During their months in isolation the Concordia crew will be using recycled water processed from a unit developed with the polar institutes IPEV and PNRA and based on knowledge gained by ESA’s MELiSSA project. The project is a great of example of cooperation between Concordia and ESA. ESA’s Brigitte Lamaze explains all:

Installation. Credits: ESA

MELiSSA has been working for over 20 years to create self-sustaining eco-systems to support life indefinitely in a closed environment. Water processing, whereby all water is captured and purified to be consumed again, is part of the technologies needed to achieve this goal.

In an average day a human being or astronaut will, metabolically, consume about 1 kg of oxygen, 1 kg of food and 3 kg of water, so water recycling is an important aspect for planning long-term expeditions. The more we recycle, less consumables are need to be transported on a mission, be it to the International Space Station or Concordia, cutting costs and freeing transport for scientific experiments and equipment.

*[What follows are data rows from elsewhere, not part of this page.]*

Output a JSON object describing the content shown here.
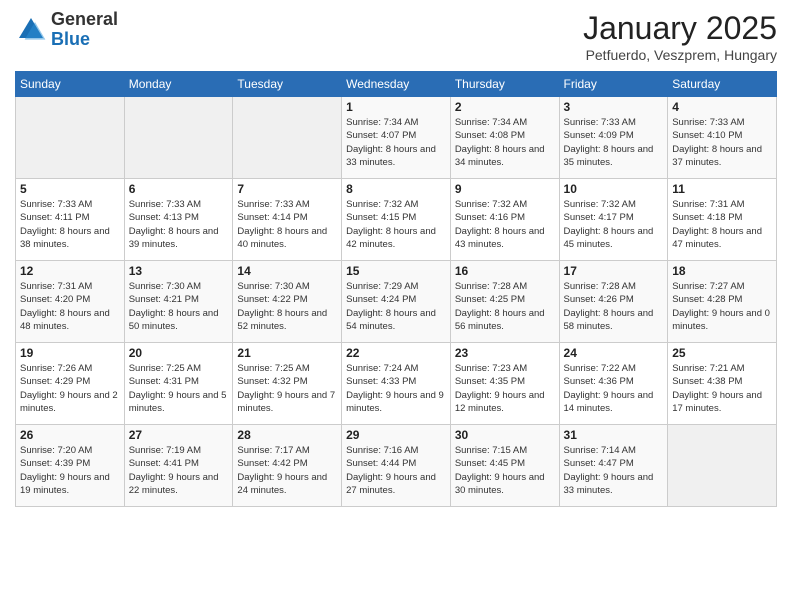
{
  "header": {
    "logo_general": "General",
    "logo_blue": "Blue",
    "month_title": "January 2025",
    "subtitle": "Petfuerdo, Veszprem, Hungary"
  },
  "weekdays": [
    "Sunday",
    "Monday",
    "Tuesday",
    "Wednesday",
    "Thursday",
    "Friday",
    "Saturday"
  ],
  "weeks": [
    [
      {
        "day": "",
        "info": ""
      },
      {
        "day": "",
        "info": ""
      },
      {
        "day": "",
        "info": ""
      },
      {
        "day": "1",
        "info": "Sunrise: 7:34 AM\nSunset: 4:07 PM\nDaylight: 8 hours\nand 33 minutes."
      },
      {
        "day": "2",
        "info": "Sunrise: 7:34 AM\nSunset: 4:08 PM\nDaylight: 8 hours\nand 34 minutes."
      },
      {
        "day": "3",
        "info": "Sunrise: 7:33 AM\nSunset: 4:09 PM\nDaylight: 8 hours\nand 35 minutes."
      },
      {
        "day": "4",
        "info": "Sunrise: 7:33 AM\nSunset: 4:10 PM\nDaylight: 8 hours\nand 37 minutes."
      }
    ],
    [
      {
        "day": "5",
        "info": "Sunrise: 7:33 AM\nSunset: 4:11 PM\nDaylight: 8 hours\nand 38 minutes."
      },
      {
        "day": "6",
        "info": "Sunrise: 7:33 AM\nSunset: 4:13 PM\nDaylight: 8 hours\nand 39 minutes."
      },
      {
        "day": "7",
        "info": "Sunrise: 7:33 AM\nSunset: 4:14 PM\nDaylight: 8 hours\nand 40 minutes."
      },
      {
        "day": "8",
        "info": "Sunrise: 7:32 AM\nSunset: 4:15 PM\nDaylight: 8 hours\nand 42 minutes."
      },
      {
        "day": "9",
        "info": "Sunrise: 7:32 AM\nSunset: 4:16 PM\nDaylight: 8 hours\nand 43 minutes."
      },
      {
        "day": "10",
        "info": "Sunrise: 7:32 AM\nSunset: 4:17 PM\nDaylight: 8 hours\nand 45 minutes."
      },
      {
        "day": "11",
        "info": "Sunrise: 7:31 AM\nSunset: 4:18 PM\nDaylight: 8 hours\nand 47 minutes."
      }
    ],
    [
      {
        "day": "12",
        "info": "Sunrise: 7:31 AM\nSunset: 4:20 PM\nDaylight: 8 hours\nand 48 minutes."
      },
      {
        "day": "13",
        "info": "Sunrise: 7:30 AM\nSunset: 4:21 PM\nDaylight: 8 hours\nand 50 minutes."
      },
      {
        "day": "14",
        "info": "Sunrise: 7:30 AM\nSunset: 4:22 PM\nDaylight: 8 hours\nand 52 minutes."
      },
      {
        "day": "15",
        "info": "Sunrise: 7:29 AM\nSunset: 4:24 PM\nDaylight: 8 hours\nand 54 minutes."
      },
      {
        "day": "16",
        "info": "Sunrise: 7:28 AM\nSunset: 4:25 PM\nDaylight: 8 hours\nand 56 minutes."
      },
      {
        "day": "17",
        "info": "Sunrise: 7:28 AM\nSunset: 4:26 PM\nDaylight: 8 hours\nand 58 minutes."
      },
      {
        "day": "18",
        "info": "Sunrise: 7:27 AM\nSunset: 4:28 PM\nDaylight: 9 hours\nand 0 minutes."
      }
    ],
    [
      {
        "day": "19",
        "info": "Sunrise: 7:26 AM\nSunset: 4:29 PM\nDaylight: 9 hours\nand 2 minutes."
      },
      {
        "day": "20",
        "info": "Sunrise: 7:25 AM\nSunset: 4:31 PM\nDaylight: 9 hours\nand 5 minutes."
      },
      {
        "day": "21",
        "info": "Sunrise: 7:25 AM\nSunset: 4:32 PM\nDaylight: 9 hours\nand 7 minutes."
      },
      {
        "day": "22",
        "info": "Sunrise: 7:24 AM\nSunset: 4:33 PM\nDaylight: 9 hours\nand 9 minutes."
      },
      {
        "day": "23",
        "info": "Sunrise: 7:23 AM\nSunset: 4:35 PM\nDaylight: 9 hours\nand 12 minutes."
      },
      {
        "day": "24",
        "info": "Sunrise: 7:22 AM\nSunset: 4:36 PM\nDaylight: 9 hours\nand 14 minutes."
      },
      {
        "day": "25",
        "info": "Sunrise: 7:21 AM\nSunset: 4:38 PM\nDaylight: 9 hours\nand 17 minutes."
      }
    ],
    [
      {
        "day": "26",
        "info": "Sunrise: 7:20 AM\nSunset: 4:39 PM\nDaylight: 9 hours\nand 19 minutes."
      },
      {
        "day": "27",
        "info": "Sunrise: 7:19 AM\nSunset: 4:41 PM\nDaylight: 9 hours\nand 22 minutes."
      },
      {
        "day": "28",
        "info": "Sunrise: 7:17 AM\nSunset: 4:42 PM\nDaylight: 9 hours\nand 24 minutes."
      },
      {
        "day": "29",
        "info": "Sunrise: 7:16 AM\nSunset: 4:44 PM\nDaylight: 9 hours\nand 27 minutes."
      },
      {
        "day": "30",
        "info": "Sunrise: 7:15 AM\nSunset: 4:45 PM\nDaylight: 9 hours\nand 30 minutes."
      },
      {
        "day": "31",
        "info": "Sunrise: 7:14 AM\nSunset: 4:47 PM\nDaylight: 9 hours\nand 33 minutes."
      },
      {
        "day": "",
        "info": ""
      }
    ]
  ]
}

First we need to look a bit closer at waste water. We distinguish between three types of waste water: ‘grey water’ is runoff from washing such as when taking a shower or washing vegetables and hands. Next comes ‘yellow water’ with is what we call urine. Lastly the so-called ‘black water’ is aptly named as it comes from organic wastes and faecal matter. An average human being will produce between 2 and 20 litres of grey water (depending on the length of their shower), 1.5 litres of yellow water and 0.2 litres of black water every day.

As humans produce mostly grey water, ESA has focussed on grey water recycling since the 1990’s. We created a working prototype and were looking to test the system for robustness in realistic conditions. Concordia is an ideal place to test a water recycling system as it is a realistic simulation for some aspects of human spaceflight and can be tested for a longer period of time.

Arrival. Credits: ESA

We designed a system that fits in a standard shipping container and was transported to Concordia over land on a Raid trail in 2005. Since then it has operated without significant problems.

The system uses a three-step ceramic honeycomb with holes of only around one nanometre. Ceramics are very resistant to chemicals but are breakable so getting the filters to Concordia was hair-raising. Once installed they are very reliable and have never been replaced in the seven years they have been working.

The next step in the filtration uses two reverse-osmosis filters to spit out clean water. Thin membranes are rolled up to increase surface contact with the water and increase the speed at which the water filters through the membranes. The membranes have been replaced twice since the unit has been operational.

Some precautions are necessary to use the system such as separating water intake and using soap that has been tested for use with the water recycler.

The unit. Credits: ESA

The unit has proven to be very robust and has even coped with accidents such as spills of corrosive chemicals in the normal drains.

All Concordia crew receive basic training about the system and the unit was given a complete check in 2010. This project helped ESA test its prototype and supplied data based on real-life situations while helping Concordia research station cut down on costs and keep in line with the Antarctica treaty that states no waste must be left behind in Antarctica.